Goal of the exercise:
Copy all lines below containing "오늘의집".

The data:
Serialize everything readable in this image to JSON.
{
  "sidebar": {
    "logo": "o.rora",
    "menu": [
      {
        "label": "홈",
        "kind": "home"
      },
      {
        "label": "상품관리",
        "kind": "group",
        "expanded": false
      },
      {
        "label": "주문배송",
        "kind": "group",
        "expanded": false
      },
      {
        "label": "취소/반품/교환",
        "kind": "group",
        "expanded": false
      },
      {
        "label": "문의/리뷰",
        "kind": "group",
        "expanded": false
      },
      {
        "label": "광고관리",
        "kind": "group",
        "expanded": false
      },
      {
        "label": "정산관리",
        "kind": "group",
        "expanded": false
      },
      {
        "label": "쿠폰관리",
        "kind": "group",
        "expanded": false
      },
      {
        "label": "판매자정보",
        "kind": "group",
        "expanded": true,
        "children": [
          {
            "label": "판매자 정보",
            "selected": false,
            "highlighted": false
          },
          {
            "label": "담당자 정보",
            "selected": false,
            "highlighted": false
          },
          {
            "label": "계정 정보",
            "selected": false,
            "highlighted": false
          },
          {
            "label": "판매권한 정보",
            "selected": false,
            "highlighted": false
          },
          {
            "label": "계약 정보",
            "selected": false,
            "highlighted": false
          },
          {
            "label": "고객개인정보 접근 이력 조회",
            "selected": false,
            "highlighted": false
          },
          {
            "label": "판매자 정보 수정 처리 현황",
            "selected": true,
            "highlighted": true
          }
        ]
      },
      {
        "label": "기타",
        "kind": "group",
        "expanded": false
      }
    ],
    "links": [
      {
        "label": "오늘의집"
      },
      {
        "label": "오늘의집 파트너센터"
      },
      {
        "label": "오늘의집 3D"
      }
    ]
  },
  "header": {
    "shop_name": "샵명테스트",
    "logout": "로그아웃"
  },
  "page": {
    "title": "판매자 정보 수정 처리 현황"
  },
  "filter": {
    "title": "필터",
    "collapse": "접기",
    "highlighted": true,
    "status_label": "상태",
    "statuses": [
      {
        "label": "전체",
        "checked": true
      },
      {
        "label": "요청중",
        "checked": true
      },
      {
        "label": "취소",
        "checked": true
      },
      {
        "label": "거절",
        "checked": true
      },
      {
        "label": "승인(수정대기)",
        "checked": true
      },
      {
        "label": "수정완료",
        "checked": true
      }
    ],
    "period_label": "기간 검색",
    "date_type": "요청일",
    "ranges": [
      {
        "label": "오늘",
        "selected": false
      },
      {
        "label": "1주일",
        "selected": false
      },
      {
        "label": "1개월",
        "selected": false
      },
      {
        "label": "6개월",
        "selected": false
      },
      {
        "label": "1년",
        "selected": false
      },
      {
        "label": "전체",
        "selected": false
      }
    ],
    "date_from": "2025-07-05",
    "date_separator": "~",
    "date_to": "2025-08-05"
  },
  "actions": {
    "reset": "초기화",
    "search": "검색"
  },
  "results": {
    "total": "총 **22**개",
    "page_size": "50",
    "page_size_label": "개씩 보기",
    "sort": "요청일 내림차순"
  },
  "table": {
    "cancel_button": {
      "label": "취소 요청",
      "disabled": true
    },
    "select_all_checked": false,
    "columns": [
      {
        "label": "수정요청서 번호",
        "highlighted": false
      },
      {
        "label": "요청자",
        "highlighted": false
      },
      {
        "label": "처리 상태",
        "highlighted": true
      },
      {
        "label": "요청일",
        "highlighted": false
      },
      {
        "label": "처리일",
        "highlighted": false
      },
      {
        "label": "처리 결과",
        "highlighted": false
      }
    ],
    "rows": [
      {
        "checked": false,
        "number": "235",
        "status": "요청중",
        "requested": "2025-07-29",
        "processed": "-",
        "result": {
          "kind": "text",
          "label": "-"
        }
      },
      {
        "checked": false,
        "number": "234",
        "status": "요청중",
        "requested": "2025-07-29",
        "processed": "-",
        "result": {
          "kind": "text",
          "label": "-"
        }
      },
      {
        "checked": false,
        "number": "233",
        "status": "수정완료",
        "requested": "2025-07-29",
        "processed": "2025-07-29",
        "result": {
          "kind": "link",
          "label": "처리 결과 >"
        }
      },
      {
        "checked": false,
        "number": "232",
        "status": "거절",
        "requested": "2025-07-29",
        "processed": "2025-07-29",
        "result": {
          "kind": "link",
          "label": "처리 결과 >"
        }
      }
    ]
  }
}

Response:
        "label": "오늘의집"
        "label": "오늘의집 파트너센터"
        "label": "오늘의집 3D"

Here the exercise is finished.